One purpose served by boiling the crab prior to freezing is that the process makes the meat easier to remove from the shell. As far as food safety, boiling will kill any parasites and/or bacteria that contribute to the decay of the shellfish. My sources claim that this is done after one minute in the boiling water. A celebrity chef wrote on his website that the cooking time for crab is not based on food safety but on the product being undercooked, cooked, and overcooked. A good guideline for cooking crab is to check the color of the shell. When the crab is done, the shell turns an orange/red color.

Something to take into consideration when looking at information on the Internet, many sources group all types of crab into one category. On the East Coast, most crab will be Maryland blue crab which are smaller than the Dungeness crab normally consumed in the Northwest. Just keep in mind that you have a safe and easy to handle product when the crab is boiled at least five minutes prior to freezing.

Now, the reply to the shrimp question.

The Sea Grant Extension Program, University of Delaware, instructs cooking the live shrimp just to the point of being done (the flesh turns from translucent to opaque). The cooking method you describe — putting live shrimp in a pot of boiling water and removing when they float to the top — is right on. If you were to time this procedure you probably will find that it takes approximately 3-5 minutes to boil one pound of medium sized shrimp.

I appreciate input from readers and welcome all suggestions, inquiries, and ideas. Please contact me via email: sdkoukel@alaska.edu or phone: 907-796-6221.

Sonja Koukel, PhD, is an assistant professor in the Health, Home & Family Development Program for the Juneau District office of the UAF Cooperative Extension Service. Reach her at sdkoukel@alaska.edu or 907-796-6221.

• Local foods articles in Capital City Weekly and Fairbanks Daily News-Miner

This week’s issue of Capital City Weekly, a free weekly newspaper distributed throughout Southeast Alaska, included four local food-related stories. The Fairbanks Daily News-Miner, a daily paper in Fairbanks, also has had a couple of local food-oriented stories the past couple of days. Here are some links to the articles.

Click here to read a Capital City Weekly article on a new community garden being built behind the Glory Hole homeless shelter in downtown Juneau.

Click here to read a Capital City Weekly article on the Montessori Borealis Adolescent Program’s vegetable garden project in Juneau’s Mendenhall Valley.

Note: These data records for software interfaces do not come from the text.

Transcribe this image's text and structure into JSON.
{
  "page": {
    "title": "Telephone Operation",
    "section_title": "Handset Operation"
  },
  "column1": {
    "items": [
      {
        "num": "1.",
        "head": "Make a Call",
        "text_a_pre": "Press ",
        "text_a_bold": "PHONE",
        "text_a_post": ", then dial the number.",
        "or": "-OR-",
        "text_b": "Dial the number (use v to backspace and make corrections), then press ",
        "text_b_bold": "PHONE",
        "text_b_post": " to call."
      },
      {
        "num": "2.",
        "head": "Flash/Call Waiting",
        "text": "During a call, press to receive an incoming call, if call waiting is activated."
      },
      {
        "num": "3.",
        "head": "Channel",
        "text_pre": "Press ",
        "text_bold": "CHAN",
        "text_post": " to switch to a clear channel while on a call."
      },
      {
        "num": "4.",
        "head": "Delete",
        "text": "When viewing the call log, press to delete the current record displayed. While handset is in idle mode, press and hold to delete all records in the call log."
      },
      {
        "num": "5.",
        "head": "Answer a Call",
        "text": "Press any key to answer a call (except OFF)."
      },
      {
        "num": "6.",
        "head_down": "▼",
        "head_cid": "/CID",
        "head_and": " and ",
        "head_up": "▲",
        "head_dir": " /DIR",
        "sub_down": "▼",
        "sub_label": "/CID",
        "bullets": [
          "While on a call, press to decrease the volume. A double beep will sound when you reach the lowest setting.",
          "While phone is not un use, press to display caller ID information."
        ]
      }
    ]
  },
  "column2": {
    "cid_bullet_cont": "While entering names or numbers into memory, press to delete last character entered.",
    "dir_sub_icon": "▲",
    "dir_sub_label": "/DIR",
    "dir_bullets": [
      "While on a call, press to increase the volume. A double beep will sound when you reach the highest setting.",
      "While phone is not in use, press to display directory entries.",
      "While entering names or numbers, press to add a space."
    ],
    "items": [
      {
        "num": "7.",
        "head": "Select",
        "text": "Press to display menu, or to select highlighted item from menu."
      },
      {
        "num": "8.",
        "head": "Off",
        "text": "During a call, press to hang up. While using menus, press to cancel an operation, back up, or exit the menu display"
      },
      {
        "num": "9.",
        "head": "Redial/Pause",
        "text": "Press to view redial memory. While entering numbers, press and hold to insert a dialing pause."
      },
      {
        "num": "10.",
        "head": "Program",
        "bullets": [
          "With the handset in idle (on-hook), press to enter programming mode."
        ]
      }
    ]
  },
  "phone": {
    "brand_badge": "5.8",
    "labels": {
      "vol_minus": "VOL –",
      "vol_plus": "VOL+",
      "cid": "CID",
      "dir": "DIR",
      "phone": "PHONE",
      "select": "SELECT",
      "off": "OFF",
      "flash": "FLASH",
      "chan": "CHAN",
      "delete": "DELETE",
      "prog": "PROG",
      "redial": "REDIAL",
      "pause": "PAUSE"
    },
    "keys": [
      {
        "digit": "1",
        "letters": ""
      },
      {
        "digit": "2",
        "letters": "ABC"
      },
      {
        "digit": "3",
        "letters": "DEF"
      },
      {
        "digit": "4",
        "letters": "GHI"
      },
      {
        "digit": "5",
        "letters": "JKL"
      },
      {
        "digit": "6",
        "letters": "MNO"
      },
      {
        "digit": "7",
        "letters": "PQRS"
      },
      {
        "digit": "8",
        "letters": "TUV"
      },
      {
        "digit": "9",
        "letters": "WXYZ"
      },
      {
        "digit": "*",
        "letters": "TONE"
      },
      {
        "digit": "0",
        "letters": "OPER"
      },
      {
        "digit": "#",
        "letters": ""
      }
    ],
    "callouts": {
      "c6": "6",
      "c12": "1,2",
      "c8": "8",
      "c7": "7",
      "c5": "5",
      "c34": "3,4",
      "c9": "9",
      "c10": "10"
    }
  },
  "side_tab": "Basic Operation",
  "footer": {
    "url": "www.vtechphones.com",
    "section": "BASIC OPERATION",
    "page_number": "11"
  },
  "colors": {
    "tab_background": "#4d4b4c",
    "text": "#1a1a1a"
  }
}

Click here to read a story about a couple of upcoming University of Alaska Fairbanks Cooperative Extension Service classes this weekend in Juneau about how to market specialty food products (geared toward people selling at farmers markets).

Click here to read a Capital City Weekly article on home canning of crab and geoducks by Sonja Koukel of the Juneau office of the UAF Cooperative Extension Service.

Click here to read a Fairbanks Daily News-Miner story from Wednesday’s paper from Roxie Rodgers Dinstel of the Fairbanks office of the UAF Cooperative Extension Service about how fireweed (which grows wild in Sitka) can add a subtle flavor to different meals.

Click here to read a Fairbanks Daily News-Miner story from Tuesday’s paper about how Fairbanks students are turning their schoolyards into blooming gardens as part of the EATING (Engaging Alaska Teens IN Gardening) program run by the Calypso Farm and Ecology Center. Click here to read more about the EATING program on the Calypso Farm site.